### Your instructions
Scan the records below and say how many lines include the word "image", giving no other text.

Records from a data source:
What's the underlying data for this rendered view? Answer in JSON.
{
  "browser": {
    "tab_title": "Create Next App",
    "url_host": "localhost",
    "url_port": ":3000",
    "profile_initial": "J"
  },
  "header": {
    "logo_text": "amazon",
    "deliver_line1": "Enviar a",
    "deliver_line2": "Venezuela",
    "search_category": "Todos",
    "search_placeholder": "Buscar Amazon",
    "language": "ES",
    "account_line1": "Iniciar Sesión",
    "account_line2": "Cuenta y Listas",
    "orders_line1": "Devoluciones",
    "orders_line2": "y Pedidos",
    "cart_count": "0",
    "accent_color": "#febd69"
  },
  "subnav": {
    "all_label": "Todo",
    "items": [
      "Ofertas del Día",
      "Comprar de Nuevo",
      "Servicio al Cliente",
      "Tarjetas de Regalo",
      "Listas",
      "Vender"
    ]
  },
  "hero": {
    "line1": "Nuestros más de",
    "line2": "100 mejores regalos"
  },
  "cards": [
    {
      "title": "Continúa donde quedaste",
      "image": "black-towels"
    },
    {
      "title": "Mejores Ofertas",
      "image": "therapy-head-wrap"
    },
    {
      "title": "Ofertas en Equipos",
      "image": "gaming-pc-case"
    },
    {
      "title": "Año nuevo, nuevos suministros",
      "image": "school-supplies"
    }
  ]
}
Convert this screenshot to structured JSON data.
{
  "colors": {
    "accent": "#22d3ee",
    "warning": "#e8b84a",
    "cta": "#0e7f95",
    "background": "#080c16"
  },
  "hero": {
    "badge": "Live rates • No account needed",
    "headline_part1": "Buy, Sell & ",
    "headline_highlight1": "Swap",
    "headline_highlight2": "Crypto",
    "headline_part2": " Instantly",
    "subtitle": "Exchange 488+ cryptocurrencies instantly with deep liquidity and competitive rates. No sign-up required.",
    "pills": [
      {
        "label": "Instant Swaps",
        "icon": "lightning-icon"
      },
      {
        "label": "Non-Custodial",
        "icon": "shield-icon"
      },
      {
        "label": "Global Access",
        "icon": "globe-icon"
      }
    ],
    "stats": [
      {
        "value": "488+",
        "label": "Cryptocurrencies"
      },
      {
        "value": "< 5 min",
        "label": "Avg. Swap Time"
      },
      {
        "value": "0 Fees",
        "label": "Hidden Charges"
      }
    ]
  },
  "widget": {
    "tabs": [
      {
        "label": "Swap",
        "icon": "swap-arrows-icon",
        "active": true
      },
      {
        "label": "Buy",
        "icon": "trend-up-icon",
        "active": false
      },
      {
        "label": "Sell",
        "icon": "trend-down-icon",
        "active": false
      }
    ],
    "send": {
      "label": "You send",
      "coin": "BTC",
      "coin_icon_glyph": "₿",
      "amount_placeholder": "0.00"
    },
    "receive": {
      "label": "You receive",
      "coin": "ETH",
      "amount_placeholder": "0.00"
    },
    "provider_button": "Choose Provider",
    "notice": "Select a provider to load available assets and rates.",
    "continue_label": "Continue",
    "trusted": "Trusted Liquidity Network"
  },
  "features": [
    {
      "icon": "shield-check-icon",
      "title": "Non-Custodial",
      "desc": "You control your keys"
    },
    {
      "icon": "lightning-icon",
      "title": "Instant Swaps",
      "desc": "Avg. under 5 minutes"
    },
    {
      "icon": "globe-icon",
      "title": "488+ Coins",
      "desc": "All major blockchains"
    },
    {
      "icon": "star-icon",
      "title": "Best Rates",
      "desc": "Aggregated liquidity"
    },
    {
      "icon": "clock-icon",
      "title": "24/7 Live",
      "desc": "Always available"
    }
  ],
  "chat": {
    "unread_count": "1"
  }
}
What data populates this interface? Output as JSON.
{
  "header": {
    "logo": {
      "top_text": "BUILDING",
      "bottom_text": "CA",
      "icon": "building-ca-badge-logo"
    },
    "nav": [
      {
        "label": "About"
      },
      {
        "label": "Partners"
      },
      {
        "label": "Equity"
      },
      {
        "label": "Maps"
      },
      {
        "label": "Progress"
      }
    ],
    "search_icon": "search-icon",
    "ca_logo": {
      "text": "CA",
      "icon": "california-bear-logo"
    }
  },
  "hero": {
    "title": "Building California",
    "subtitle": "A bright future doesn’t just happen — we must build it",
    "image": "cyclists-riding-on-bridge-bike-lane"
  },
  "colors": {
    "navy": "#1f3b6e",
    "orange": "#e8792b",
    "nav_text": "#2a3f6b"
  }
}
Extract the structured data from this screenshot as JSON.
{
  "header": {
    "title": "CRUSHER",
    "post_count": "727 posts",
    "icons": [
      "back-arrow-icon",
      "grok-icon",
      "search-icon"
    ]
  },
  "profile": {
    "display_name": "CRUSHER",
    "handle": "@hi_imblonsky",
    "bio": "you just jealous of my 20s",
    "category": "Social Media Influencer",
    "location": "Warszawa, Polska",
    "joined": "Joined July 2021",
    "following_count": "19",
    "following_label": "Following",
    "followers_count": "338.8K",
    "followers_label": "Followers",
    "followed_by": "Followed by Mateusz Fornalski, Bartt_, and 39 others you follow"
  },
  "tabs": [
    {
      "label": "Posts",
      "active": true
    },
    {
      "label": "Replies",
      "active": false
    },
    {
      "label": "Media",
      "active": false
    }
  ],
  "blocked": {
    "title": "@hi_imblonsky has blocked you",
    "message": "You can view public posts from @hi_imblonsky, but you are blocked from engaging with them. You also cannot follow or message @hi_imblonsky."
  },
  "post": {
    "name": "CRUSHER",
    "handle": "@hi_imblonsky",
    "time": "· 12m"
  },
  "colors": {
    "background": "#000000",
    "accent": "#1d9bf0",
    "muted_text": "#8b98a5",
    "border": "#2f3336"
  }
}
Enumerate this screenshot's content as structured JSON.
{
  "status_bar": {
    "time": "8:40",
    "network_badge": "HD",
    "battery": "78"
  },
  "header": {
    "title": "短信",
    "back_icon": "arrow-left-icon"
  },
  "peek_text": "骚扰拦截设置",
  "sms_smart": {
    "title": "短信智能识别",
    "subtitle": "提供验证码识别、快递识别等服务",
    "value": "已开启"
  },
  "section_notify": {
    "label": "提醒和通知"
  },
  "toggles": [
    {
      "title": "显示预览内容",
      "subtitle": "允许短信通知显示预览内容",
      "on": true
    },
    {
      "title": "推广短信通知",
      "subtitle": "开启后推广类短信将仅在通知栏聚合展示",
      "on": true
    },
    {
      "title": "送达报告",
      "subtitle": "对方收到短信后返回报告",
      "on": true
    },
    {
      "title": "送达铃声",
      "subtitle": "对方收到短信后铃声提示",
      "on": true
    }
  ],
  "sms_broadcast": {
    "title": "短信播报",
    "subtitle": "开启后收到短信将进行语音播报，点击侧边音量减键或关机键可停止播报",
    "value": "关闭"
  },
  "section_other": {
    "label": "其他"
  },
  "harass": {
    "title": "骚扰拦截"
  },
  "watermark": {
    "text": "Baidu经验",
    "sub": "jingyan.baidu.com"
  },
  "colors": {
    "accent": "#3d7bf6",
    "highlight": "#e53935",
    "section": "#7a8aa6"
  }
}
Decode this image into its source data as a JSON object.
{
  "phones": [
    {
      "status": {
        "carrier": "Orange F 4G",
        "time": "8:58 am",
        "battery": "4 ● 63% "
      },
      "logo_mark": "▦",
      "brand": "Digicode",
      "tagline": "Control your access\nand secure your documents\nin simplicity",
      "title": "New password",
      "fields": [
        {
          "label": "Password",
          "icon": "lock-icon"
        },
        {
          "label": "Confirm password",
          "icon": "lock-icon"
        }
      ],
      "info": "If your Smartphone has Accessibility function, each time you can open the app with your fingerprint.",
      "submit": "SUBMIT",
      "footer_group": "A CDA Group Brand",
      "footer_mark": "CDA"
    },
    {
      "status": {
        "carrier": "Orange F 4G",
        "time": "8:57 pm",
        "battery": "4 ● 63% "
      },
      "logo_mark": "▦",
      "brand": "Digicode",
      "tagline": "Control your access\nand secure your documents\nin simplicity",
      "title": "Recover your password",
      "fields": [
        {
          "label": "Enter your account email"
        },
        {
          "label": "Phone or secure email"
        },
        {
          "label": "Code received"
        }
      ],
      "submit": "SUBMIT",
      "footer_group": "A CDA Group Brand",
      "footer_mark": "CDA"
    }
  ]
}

### Answer space
6